WORK ITEM
Apart from the pictures, write out the records that follow exactly.

((

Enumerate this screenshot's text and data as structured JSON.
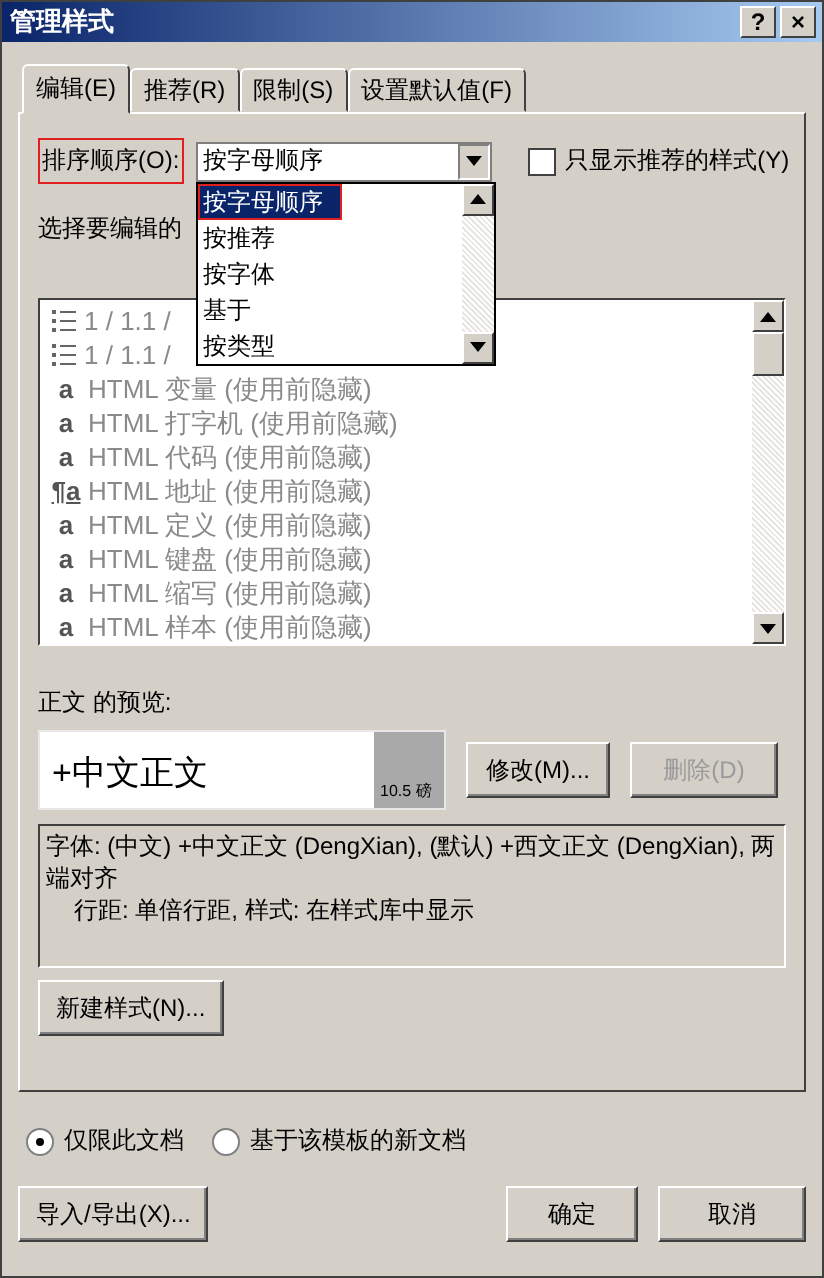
{
  "window": {
    "title": "管理样式",
    "help_button": "?",
    "close_button": "×"
  },
  "tabs": [
    {
      "label": "编辑(E)",
      "selected": true
    },
    {
      "label": "推荐(R)",
      "selected": false
    },
    {
      "label": "限制(S)",
      "selected": false
    },
    {
      "label": "设置默认值(F)",
      "selected": false
    }
  ],
  "sort": {
    "label": "排序顺序(O):",
    "highlighted": true,
    "value": "按字母顺序",
    "expanded": true,
    "options": [
      {
        "label": "按字母顺序",
        "selected": true,
        "highlighted": true
      },
      {
        "label": "按推荐",
        "selected": false,
        "highlighted": false
      },
      {
        "label": "按字体",
        "selected": false,
        "highlighted": false
      },
      {
        "label": "基于",
        "selected": false,
        "highlighted": false
      },
      {
        "label": "按类型",
        "selected": false,
        "highlighted": false
      }
    ]
  },
  "recommended_only": {
    "label": "只显示推荐的样式(Y)",
    "checked": false
  },
  "styles_label": "选择要编辑的",
  "styles": [
    {
      "kind": "numbered",
      "label": "1 / 1.1 /",
      "hidden": true
    },
    {
      "kind": "numbered",
      "label": "1 / 1.1 /",
      "hidden": true
    },
    {
      "kind": "character",
      "icon": "a",
      "label": "HTML 变量  (使用前隐藏)",
      "hidden": true
    },
    {
      "kind": "character",
      "icon": "a",
      "label": "HTML 打字机  (使用前隐藏)",
      "hidden": true
    },
    {
      "kind": "character",
      "icon": "a",
      "label": "HTML 代码  (使用前隐藏)",
      "hidden": true
    },
    {
      "kind": "linked",
      "icon": "¶a",
      "label": "HTML 地址  (使用前隐藏)",
      "hidden": true
    },
    {
      "kind": "character",
      "icon": "a",
      "label": "HTML 定义  (使用前隐藏)",
      "hidden": true
    },
    {
      "kind": "character",
      "icon": "a",
      "label": "HTML 键盘  (使用前隐藏)",
      "hidden": true
    },
    {
      "kind": "character",
      "icon": "a",
      "label": "HTML 缩写  (使用前隐藏)",
      "hidden": true
    },
    {
      "kind": "character",
      "icon": "a",
      "label": "HTML 样本  (使用前隐藏)",
      "hidden": true
    }
  ],
  "preview": {
    "label": "正文 的预览:",
    "sample": "+中文正文",
    "size": "10.5 磅"
  },
  "modify_button": {
    "label": "修改(M)...",
    "disabled": false
  },
  "delete_button": {
    "label": "删除(D)",
    "disabled": true
  },
  "description": [
    "字体: (中文) +中文正文 (DengXian), (默认) +西文正文 (DengXian), 两端对齐",
    "行距: 单倍行距, 样式: 在样式库中显示"
  ],
  "new_style_button": "新建样式(N)...",
  "scope": [
    {
      "label": "仅限此文档",
      "selected": true
    },
    {
      "label": "基于该模板的新文档",
      "selected": false
    }
  ],
  "import_export_button": "导入/导出(X)...",
  "ok_button": "确定",
  "cancel_button": "取消"
}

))

YOUR SOLUTION
Enumerate this screenshot's text and data as structured JSON.
{
  "window": {
    "title": "管理样式",
    "help_button": "?",
    "close_button": "×"
  },
  "tabs": [
    {
      "label": "编辑(E)",
      "selected": true
    },
    {
      "label": "推荐(R)",
      "selected": false
    },
    {
      "label": "限制(S)",
      "selected": false
    },
    {
      "label": "设置默认值(F)",
      "selected": false
    }
  ],
  "sort": {
    "label": "排序顺序(O):",
    "highlighted": true,
    "value": "按字母顺序",
    "expanded": true,
    "options": [
      {
        "label": "按字母顺序",
        "selected": true,
        "highlighted": true
      },
      {
        "label": "按推荐",
        "selected": false,
        "highlighted": false
      },
      {
        "label": "按字体",
        "selected": false,
        "highlighted": false
      },
      {
        "label": "基于",
        "selected": false,
        "highlighted": false
      },
      {
        "label": "按类型",
        "selected": false,
        "highlighted": false
      }
    ]
  },
  "recommended_only": {
    "label": "只显示推荐的样式(Y)",
    "checked": false
  },
  "styles_label": "选择要编辑的",
  "styles": [
    {
      "kind": "numbered",
      "label": "1 / 1.1 /",
      "hidden": true
    },
    {
      "kind": "numbered",
      "label": "1 / 1.1 /",
      "hidden": true
    },
    {
      "kind": "character",
      "icon": "a",
      "label": "HTML 变量  (使用前隐藏)",
      "hidden": true
    },
    {
      "kind": "character",
      "icon": "a",
      "label": "HTML 打字机  (使用前隐藏)",
      "hidden": true
    },
    {
      "kind": "character",
      "icon": "a",
      "label": "HTML 代码  (使用前隐藏)",
      "hidden": true
    },
    {
      "kind": "linked",
      "icon": "¶a",
      "label": "HTML 地址  (使用前隐藏)",
      "hidden": true
    },
    {
      "kind": "character",
      "icon": "a",
      "label": "HTML 定义  (使用前隐藏)",
      "hidden": true
    },
    {
      "kind": "character",
      "icon": "a",
      "label": "HTML 键盘  (使用前隐藏)",
      "hidden": true
    },
    {
      "kind": "character",
      "icon": "a",
      "label": "HTML 缩写  (使用前隐藏)",
      "hidden": true
    },
    {
      "kind": "character",
      "icon": "a",
      "label": "HTML 样本  (使用前隐藏)",
      "hidden": true
    }
  ],
  "preview": {
    "label": "正文 的预览:",
    "sample": "+中文正文",
    "size": "10.5 磅"
  },
  "modify_button": {
    "label": "修改(M)...",
    "disabled": false
  },
  "delete_button": {
    "label": "删除(D)",
    "disabled": true
  },
  "description": [
    "字体: (中文) +中文正文 (DengXian), (默认) +西文正文 (DengXian), 两端对齐",
    "行距: 单倍行距, 样式: 在样式库中显示"
  ],
  "new_style_button": "新建样式(N)...",
  "scope": [
    {
      "label": "仅限此文档",
      "selected": true
    },
    {
      "label": "基于该模板的新文档",
      "selected": false
    }
  ],
  "import_export_button": "导入/导出(X)...",
  "ok_button": "确定",
  "cancel_button": "取消"
}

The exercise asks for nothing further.